[App and web page records]
========

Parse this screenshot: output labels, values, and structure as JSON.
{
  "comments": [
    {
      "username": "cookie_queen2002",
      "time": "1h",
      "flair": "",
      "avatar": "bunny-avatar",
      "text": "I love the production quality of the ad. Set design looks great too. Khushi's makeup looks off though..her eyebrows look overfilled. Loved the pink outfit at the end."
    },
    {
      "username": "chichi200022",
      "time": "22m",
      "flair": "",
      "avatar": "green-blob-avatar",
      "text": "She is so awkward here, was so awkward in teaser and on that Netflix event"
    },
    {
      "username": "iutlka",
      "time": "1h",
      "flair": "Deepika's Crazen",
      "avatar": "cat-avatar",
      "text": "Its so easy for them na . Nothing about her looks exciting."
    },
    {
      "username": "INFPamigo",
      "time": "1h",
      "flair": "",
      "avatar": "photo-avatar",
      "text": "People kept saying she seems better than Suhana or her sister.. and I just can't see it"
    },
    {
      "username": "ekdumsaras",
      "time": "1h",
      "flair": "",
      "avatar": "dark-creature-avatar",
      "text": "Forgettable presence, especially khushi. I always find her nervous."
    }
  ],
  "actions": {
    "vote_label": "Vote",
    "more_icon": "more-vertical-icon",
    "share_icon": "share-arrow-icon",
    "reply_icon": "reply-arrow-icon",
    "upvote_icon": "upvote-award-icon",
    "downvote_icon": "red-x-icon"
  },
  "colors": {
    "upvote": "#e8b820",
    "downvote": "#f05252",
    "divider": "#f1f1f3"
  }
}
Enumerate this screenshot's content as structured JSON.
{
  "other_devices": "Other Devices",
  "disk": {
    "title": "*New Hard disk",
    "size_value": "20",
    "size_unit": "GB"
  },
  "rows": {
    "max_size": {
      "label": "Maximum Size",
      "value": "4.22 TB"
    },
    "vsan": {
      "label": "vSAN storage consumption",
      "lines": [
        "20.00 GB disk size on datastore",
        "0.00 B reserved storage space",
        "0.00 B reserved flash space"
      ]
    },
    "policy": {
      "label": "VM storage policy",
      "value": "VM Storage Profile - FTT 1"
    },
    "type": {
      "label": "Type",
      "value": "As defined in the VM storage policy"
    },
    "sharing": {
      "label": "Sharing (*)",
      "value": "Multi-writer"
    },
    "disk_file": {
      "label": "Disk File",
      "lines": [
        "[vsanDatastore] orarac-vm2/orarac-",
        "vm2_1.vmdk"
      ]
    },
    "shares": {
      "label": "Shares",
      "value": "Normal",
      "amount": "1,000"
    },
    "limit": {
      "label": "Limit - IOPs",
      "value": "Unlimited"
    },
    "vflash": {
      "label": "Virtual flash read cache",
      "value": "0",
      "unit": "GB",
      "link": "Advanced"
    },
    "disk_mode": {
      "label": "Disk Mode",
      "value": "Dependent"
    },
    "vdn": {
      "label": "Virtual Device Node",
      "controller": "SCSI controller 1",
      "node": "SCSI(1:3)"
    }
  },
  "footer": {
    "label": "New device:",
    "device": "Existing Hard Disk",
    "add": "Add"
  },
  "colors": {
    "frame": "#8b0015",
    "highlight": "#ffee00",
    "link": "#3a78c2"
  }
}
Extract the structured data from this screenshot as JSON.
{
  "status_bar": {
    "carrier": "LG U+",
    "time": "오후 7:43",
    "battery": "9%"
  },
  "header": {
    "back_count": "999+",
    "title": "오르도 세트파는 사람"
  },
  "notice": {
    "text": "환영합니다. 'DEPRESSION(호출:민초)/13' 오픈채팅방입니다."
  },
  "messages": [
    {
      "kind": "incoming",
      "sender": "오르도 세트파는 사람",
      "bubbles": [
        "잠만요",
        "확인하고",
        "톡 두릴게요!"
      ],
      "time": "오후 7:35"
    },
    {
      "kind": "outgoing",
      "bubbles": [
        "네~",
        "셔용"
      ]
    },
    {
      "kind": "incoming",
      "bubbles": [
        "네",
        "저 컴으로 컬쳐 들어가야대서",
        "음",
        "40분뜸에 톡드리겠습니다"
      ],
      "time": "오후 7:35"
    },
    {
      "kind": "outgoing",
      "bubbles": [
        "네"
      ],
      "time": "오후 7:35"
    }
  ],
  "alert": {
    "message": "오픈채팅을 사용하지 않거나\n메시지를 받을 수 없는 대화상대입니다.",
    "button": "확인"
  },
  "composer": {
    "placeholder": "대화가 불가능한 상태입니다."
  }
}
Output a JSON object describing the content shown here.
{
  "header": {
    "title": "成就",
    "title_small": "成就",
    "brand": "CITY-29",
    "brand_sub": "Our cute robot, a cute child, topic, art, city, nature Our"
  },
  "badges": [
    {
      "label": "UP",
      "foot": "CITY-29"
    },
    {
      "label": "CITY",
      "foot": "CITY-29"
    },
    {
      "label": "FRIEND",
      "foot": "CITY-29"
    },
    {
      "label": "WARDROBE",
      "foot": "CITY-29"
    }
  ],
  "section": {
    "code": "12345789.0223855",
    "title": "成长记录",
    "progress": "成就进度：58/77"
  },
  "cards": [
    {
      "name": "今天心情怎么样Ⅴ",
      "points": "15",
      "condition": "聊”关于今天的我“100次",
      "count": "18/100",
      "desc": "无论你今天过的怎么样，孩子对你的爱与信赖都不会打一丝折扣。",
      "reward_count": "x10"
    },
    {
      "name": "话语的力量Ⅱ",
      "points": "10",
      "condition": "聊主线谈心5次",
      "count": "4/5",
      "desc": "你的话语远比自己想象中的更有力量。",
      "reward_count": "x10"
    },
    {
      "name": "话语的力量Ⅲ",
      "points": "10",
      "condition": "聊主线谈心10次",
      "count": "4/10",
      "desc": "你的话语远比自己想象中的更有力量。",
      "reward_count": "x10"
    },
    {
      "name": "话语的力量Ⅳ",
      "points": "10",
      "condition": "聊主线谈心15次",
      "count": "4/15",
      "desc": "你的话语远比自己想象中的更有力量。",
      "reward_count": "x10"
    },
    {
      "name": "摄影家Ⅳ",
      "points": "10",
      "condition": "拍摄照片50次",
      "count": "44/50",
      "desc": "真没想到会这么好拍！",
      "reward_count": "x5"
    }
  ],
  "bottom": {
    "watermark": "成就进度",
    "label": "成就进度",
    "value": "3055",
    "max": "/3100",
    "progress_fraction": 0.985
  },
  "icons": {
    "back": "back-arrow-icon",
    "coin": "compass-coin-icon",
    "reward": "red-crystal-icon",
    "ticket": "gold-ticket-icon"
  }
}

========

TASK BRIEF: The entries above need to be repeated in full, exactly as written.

RESPONSE:
Parse this screenshot: output labels, values, and structure as JSON.
{
  "comments": [
    {
      "username": "cookie_queen2002",
      "time": "1h",
      "flair": "",
      "avatar": "bunny-avatar",
      "text": "I love the production quality of the ad. Set design looks great too. Khushi's makeup looks off though..her eyebrows look overfilled. Loved the pink outfit at the end."
    },
    {
      "username": "chichi200022",
      "time": "22m",
      "flair": "",
      "avatar": "green-blob-avatar",
      "text": "She is so awkward here, was so awkward in teaser and on that Netflix event"
    },
    {
      "username": "iutlka",
      "time": "1h",
      "flair": "Deepika's Crazen",
      "avatar": "cat-avatar",
      "text": "Its so easy for them na . Nothing about her looks exciting."
    },
    {
      "username": "INFPamigo",
      "time": "1h",
      "flair": "",
      "avatar": "photo-avatar",
      "text": "People kept saying she seems better than Suhana or her sister.. and I just can't see it"
    },
    {
      "username": "ekdumsaras",
      "time": "1h",
      "flair": "",
      "avatar": "dark-creature-avatar",
      "text": "Forgettable presence, especially khushi. I always find her nervous."
    }
  ],
  "actions": {
    "vote_label": "Vote",
    "more_icon": "more-vertical-icon",
    "share_icon": "share-arrow-icon",
    "reply_icon": "reply-arrow-icon",
    "upvote_icon": "upvote-award-icon",
    "downvote_icon": "red-x-icon"
  },
  "colors": {
    "upvote": "#e8b820",
    "downvote": "#f05252",
    "divider": "#f1f1f3"
  }
}
Enumerate this screenshot's content as structured JSON.
{
  "other_devices": "Other Devices",
  "disk": {
    "title": "*New Hard disk",
    "size_value": "20",
    "size_unit": "GB"
  },
  "rows": {
    "max_size": {
      "label": "Maximum Size",
      "value": "4.22 TB"
    },
    "vsan": {
      "label": "vSAN storage consumption",
      "lines": [
        "20.00 GB disk size on datastore",
        "0.00 B reserved storage space",
        "0.00 B reserved flash space"
      ]
    },
    "policy": {
      "label": "VM storage policy",
      "value": "VM Storage Profile - FTT 1"
    },
    "type": {
      "label": "Type",
      "value": "As defined in the VM storage policy"
    },
    "sharing": {
      "label": "Sharing (*)",
      "value": "Multi-writer"
    },
    "disk_file": {
      "label": "Disk File",
      "lines": [
        "[vsanDatastore] orarac-vm2/orarac-",
        "vm2_1.vmdk"
      ]
    },
    "shares": {
      "label": "Shares",
      "value": "Normal",
      "amount": "1,000"
    },
    "limit": {
      "label": "Limit - IOPs",
      "value": "Unlimited"
    },
    "vflash": {
      "label": "Virtual flash read cache",
      "value": "0",
      "unit": "GB",
      "link": "Advanced"
    },
    "disk_mode": {
      "label": "Disk Mode",
      "value": "Dependent"
    },
    "vdn": {
      "label": "Virtual Device Node",
      "controller": "SCSI controller 1",
      "node": "SCSI(1:3)"
    }
  },
  "footer": {
    "label": "New device:",
    "device": "Existing Hard Disk",
    "add": "Add"
  },
  "colors": {
    "frame": "#8b0015",
    "highlight": "#ffee00",
    "link": "#3a78c2"
  }
}
Extract the structured data from this screenshot as JSON.
{
  "status_bar": {
    "carrier": "LG U+",
    "time": "오후 7:43",
    "battery": "9%"
  },
  "header": {
    "back_count": "999+",
    "title": "오르도 세트파는 사람"
  },
  "notice": {
    "text": "환영합니다. 'DEPRESSION(호출:민초)/13' 오픈채팅방입니다."
  },
  "messages": [
    {
      "kind": "incoming",
      "sender": "오르도 세트파는 사람",
      "bubbles": [
        "잠만요",
        "확인하고",
        "톡 두릴게요!"
      ],
      "time": "오후 7:35"
    },
    {
      "kind": "outgoing",
      "bubbles": [
        "네~",
        "셔용"
      ]
    },
    {
      "kind": "incoming",
      "bubbles": [
        "네",
        "저 컴으로 컬쳐 들어가야대서",
        "음",
        "40분뜸에 톡드리겠습니다"
      ],
      "time": "오후 7:35"
    },
    {
      "kind": "outgoing",
      "bubbles": [
        "네"
      ],
      "time": "오후 7:35"
    }
  ],
  "alert": {
    "message": "오픈채팅을 사용하지 않거나\n메시지를 받을 수 없는 대화상대입니다.",
    "button": "확인"
  },
  "composer": {
    "placeholder": "대화가 불가능한 상태입니다."
  }
}
Output a JSON object describing the content shown here.
{
  "header": {
    "title": "成就",
    "title_small": "成就",
    "brand": "CITY-29",
    "brand_sub": "Our cute robot, a cute child, topic, art, city, nature Our"
  },
  "badges": [
    {
      "label": "UP",
      "foot": "CITY-29"
    },
    {
      "label": "CITY",
      "foot": "CITY-29"
    },
    {
      "label": "FRIEND",
      "foot": "CITY-29"
    },
    {
      "label": "WARDROBE",
      "foot": "CITY-29"
    }
  ],
  "section": {
    "code": "12345789.0223855",
    "title": "成长记录",
    "progress": "成就进度：58/77"
  },
  "cards": [
    {
      "name": "今天心情怎么样Ⅴ",
      "points": "15",
      "condition": "聊”关于今天的我“100次",
      "count": "18/100",
      "desc": "无论你今天过的怎么样，孩子对你的爱与信赖都不会打一丝折扣。",
      "reward_count": "x10"
    },
    {
      "name": "话语的力量Ⅱ",
      "points": "10",
      "condition": "聊主线谈心5次",
      "count": "4/5",
      "desc": "你的话语远比自己想象中的更有力量。",
      "reward_count": "x10"
    },
    {
      "name": "话语的力量Ⅲ",
      "points": "10",
      "condition": "聊主线谈心10次",
      "count": "4/10",
      "desc": "你的话语远比自己想象中的更有力量。",
      "reward_count": "x10"
    },
    {
      "name": "话语的力量Ⅳ",
      "points": "10",
      "condition": "聊主线谈心15次",
      "count": "4/15",
      "desc": "你的话语远比自己想象中的更有力量。",
      "reward_count": "x10"
    },
    {
      "name": "摄影家Ⅳ",
      "points": "10",
      "condition": "拍摄照片50次",
      "count": "44/50",
      "desc": "真没想到会这么好拍！",
      "reward_count": "x5"
    }
  ],
  "bottom": {
    "watermark": "成就进度",
    "label": "成就进度",
    "value": "3055",
    "max": "/3100",
    "progress_fraction": 0.985
  },
  "icons": {
    "back": "back-arrow-icon",
    "coin": "compass-coin-icon",
    "reward": "red-crystal-icon",
    "ticket": "gold-ticket-icon"
  }
}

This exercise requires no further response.